Down below I’ll just guessing here on how the hell they did it. Meanwhile, take a look and share your theories in the comments. I’m thinking a little HDR magic is going on too.
So the sky shots must have been done on some sort of tower or a weather balloon with a stabilization and constellation tracking system. That’s pretty much the only thing that I can think of capable of making those shots so steady and so stunning.
The city shots have to have been done with a huge rolling crane on a track. Some of the shots are pretty basic but others change on both an X and Y plane. Tricky stuff! Especially in the middle of a city.
Finally, polarizing lenses to help make the sky dramatic and obviously a little HDR going on here. HDR = High Dynamic Range photography. They might be shooting with an awesome sensor in raw (Nikon D3X/S, Canon 5DMKII or maybe even a Red sensor) and composing a tone mapped image by post processing three exposures from a single shot. Alternately they could be shooting three or more shots right after the other and doing a standard tone map.
Either way, it’s the first time that I’ve seen HDR video look good and certainly the first time I’ve seen an HDR time-lapse video this awesome. I cannot wait to go through their other works.
Do you agree with me or am I way off base?
So much for a debate! Did a little digging and turns out I was totally right, at least about the raw video/photo part and the camera.
Check out this other video they did. Equally as beautiful but done with a totally different visual style and intention. Not the best acting and not a fan of the fisheye lens (even though I used to own that very lens) but as an education film. Pretty sharp.
For this they used:
- Canon EOS 7D
- Canon EF-S 15-85mm
- Tokina 10-17mm Fisheye

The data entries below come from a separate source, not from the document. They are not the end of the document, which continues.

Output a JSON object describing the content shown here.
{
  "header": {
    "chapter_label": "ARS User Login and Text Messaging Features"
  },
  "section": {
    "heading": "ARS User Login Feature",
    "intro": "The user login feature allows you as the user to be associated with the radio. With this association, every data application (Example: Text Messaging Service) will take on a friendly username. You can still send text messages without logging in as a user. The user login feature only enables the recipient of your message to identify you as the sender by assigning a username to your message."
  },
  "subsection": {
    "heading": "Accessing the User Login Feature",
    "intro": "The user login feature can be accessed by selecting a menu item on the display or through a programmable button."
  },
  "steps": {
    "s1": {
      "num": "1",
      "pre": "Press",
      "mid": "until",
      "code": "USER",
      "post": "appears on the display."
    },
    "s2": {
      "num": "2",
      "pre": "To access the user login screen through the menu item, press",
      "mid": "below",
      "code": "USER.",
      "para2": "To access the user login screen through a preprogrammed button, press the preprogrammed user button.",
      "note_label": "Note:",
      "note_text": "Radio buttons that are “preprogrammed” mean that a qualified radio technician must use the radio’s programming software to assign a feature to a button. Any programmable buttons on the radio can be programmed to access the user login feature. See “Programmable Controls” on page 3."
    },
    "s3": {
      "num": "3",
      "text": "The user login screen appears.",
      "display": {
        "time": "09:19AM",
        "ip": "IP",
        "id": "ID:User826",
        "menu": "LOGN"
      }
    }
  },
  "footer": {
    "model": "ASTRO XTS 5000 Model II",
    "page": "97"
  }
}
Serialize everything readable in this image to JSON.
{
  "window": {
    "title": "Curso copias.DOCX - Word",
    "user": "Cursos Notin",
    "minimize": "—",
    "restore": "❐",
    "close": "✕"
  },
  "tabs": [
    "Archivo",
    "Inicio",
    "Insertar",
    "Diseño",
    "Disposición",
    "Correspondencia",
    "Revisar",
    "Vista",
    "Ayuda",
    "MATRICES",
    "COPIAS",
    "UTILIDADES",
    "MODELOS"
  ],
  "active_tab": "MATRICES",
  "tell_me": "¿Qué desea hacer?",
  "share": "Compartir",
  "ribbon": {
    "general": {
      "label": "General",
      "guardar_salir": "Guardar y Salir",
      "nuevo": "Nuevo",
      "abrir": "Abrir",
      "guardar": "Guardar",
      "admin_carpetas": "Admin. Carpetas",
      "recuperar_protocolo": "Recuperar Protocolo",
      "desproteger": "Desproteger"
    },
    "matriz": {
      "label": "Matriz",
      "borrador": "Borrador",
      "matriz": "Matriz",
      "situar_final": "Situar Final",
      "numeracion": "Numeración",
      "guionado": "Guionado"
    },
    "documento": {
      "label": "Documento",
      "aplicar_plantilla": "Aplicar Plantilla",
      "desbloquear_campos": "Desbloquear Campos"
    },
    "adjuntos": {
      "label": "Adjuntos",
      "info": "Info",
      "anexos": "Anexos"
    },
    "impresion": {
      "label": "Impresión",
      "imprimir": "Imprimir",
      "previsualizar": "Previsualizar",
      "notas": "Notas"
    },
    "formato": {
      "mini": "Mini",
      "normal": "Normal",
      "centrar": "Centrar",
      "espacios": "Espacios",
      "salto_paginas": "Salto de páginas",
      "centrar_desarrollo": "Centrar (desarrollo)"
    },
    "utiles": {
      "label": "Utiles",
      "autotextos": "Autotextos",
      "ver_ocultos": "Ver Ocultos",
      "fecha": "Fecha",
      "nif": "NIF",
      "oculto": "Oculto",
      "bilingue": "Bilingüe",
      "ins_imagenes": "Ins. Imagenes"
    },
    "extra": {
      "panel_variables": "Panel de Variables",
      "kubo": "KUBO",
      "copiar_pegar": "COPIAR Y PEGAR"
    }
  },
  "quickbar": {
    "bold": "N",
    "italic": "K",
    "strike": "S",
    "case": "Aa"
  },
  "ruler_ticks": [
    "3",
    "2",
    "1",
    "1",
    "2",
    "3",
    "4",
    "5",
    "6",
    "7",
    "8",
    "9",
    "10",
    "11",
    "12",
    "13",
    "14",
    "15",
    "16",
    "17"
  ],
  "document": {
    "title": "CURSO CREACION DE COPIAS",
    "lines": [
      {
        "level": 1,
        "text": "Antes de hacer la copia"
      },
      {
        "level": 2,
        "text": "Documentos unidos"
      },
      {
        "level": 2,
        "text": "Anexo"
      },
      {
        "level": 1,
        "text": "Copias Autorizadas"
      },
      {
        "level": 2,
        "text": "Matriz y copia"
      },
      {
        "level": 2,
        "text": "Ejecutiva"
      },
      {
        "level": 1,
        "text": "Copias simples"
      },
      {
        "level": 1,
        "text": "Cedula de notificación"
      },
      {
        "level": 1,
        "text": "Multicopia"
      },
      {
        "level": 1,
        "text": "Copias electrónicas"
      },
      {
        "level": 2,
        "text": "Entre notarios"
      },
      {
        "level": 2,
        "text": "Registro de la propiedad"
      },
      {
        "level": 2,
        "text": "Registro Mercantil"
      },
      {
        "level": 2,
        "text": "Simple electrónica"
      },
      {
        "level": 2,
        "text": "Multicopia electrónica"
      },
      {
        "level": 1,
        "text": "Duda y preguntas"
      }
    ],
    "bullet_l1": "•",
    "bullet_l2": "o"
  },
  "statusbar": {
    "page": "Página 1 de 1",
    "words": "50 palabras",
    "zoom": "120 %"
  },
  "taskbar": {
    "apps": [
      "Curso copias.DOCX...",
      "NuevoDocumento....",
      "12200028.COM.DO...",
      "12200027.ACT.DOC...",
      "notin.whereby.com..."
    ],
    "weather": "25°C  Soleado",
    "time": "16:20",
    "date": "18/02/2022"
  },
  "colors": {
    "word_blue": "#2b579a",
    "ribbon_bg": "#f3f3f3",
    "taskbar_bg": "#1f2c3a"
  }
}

- Sigma 30mm 1.4
- Kessler Crane Cineslider, Revolution Head, Oracle Controller
- Glidecam HD-1000
- Zacuto Z-Finder
- Ikan V5600 Fieldmonitor